What the exercise asks:
The word "JSON" marks the lines to copy; find all of them in the entries below.

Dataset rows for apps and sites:
____________

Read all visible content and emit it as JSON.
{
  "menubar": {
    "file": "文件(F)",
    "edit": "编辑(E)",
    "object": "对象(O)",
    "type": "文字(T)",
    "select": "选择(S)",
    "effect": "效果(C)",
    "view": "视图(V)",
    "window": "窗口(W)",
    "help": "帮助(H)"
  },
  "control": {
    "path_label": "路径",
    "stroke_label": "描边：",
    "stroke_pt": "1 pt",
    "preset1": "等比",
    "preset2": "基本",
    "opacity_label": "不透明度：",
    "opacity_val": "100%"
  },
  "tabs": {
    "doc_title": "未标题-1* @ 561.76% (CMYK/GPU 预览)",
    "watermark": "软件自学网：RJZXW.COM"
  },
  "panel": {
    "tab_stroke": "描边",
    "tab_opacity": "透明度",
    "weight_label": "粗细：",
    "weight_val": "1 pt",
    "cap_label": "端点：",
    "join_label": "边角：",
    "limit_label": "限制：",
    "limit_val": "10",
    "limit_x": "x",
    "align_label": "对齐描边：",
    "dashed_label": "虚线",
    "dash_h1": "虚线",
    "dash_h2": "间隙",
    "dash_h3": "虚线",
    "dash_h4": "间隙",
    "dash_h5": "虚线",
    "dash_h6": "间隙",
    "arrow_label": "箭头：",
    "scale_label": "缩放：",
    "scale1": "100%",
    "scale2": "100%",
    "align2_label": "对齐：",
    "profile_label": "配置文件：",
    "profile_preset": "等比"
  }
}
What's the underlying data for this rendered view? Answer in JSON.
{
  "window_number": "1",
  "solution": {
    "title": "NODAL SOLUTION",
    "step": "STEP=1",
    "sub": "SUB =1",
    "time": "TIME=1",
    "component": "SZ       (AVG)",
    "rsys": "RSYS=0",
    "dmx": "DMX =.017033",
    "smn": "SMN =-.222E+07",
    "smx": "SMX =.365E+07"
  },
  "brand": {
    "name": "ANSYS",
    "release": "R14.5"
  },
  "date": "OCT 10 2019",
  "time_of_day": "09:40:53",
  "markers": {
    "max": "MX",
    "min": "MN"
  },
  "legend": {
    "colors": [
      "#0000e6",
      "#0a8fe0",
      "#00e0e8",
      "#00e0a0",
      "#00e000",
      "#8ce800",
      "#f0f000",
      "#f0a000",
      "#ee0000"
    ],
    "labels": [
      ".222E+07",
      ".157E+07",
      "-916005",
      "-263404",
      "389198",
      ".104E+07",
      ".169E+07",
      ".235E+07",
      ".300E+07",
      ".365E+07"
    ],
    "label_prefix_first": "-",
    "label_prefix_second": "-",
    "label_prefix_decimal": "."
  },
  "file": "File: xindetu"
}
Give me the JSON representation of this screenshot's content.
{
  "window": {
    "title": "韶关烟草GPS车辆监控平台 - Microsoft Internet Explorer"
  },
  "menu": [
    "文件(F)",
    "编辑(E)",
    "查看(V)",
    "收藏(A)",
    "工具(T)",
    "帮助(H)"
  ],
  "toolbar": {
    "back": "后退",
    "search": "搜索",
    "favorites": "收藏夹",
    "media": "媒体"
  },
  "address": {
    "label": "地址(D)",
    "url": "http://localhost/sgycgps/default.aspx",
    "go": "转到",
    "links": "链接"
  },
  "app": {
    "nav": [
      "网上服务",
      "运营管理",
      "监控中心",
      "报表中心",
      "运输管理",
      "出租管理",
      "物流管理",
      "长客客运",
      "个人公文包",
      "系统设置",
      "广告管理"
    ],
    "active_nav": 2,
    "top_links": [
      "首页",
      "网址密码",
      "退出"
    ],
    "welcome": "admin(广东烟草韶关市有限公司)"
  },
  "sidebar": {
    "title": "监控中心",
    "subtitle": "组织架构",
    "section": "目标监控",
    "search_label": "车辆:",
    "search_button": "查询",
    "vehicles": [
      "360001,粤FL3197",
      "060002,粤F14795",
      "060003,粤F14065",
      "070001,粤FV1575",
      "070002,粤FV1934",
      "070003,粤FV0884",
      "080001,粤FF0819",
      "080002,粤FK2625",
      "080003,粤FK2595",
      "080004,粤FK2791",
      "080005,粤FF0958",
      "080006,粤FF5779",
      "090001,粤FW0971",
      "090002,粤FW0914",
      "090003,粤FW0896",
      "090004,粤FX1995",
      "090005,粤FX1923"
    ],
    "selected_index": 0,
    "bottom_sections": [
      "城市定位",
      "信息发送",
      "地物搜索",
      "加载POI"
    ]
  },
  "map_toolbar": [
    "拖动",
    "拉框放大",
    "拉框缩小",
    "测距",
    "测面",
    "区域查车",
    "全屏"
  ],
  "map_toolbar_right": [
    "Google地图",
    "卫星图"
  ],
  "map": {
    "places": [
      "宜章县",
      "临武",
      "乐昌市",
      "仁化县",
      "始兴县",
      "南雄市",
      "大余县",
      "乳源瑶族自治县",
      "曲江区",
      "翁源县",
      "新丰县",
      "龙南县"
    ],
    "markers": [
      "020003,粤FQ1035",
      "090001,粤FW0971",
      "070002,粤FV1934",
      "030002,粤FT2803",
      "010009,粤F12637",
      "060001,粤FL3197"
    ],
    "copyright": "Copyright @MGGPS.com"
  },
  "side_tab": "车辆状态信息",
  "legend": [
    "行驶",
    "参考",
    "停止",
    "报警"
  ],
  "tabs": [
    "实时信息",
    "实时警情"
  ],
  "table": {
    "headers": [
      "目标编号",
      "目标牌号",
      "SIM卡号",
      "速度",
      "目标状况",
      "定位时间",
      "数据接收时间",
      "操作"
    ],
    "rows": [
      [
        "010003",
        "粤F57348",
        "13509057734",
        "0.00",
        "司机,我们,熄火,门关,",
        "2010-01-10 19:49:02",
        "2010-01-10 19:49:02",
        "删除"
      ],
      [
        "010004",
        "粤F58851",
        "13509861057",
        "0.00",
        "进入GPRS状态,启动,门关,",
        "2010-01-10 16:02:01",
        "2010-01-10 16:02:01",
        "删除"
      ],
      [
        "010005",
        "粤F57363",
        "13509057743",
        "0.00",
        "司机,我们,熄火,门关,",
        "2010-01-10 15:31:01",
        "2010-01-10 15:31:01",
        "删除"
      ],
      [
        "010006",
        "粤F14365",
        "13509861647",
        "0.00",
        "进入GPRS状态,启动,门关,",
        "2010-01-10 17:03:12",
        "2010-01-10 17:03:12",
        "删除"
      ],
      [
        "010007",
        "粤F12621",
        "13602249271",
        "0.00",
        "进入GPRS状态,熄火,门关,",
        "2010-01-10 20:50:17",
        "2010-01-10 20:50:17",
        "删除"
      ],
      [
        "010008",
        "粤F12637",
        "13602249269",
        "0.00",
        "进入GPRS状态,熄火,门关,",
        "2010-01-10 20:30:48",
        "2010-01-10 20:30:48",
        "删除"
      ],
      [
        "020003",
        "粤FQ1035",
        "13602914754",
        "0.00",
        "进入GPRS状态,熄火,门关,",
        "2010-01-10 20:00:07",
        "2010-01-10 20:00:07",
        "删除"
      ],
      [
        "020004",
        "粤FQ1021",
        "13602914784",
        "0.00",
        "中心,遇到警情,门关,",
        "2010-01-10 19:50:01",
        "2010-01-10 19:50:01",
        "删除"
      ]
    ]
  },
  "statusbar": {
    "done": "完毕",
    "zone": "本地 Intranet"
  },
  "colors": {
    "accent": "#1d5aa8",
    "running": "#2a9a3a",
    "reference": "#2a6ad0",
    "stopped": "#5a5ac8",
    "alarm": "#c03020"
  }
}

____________

Output for this exercise:
Read all visible content and emit it as JSON.
What's the underlying data for this rendered view? Answer in JSON.
Give me the JSON representation of this screenshot's content.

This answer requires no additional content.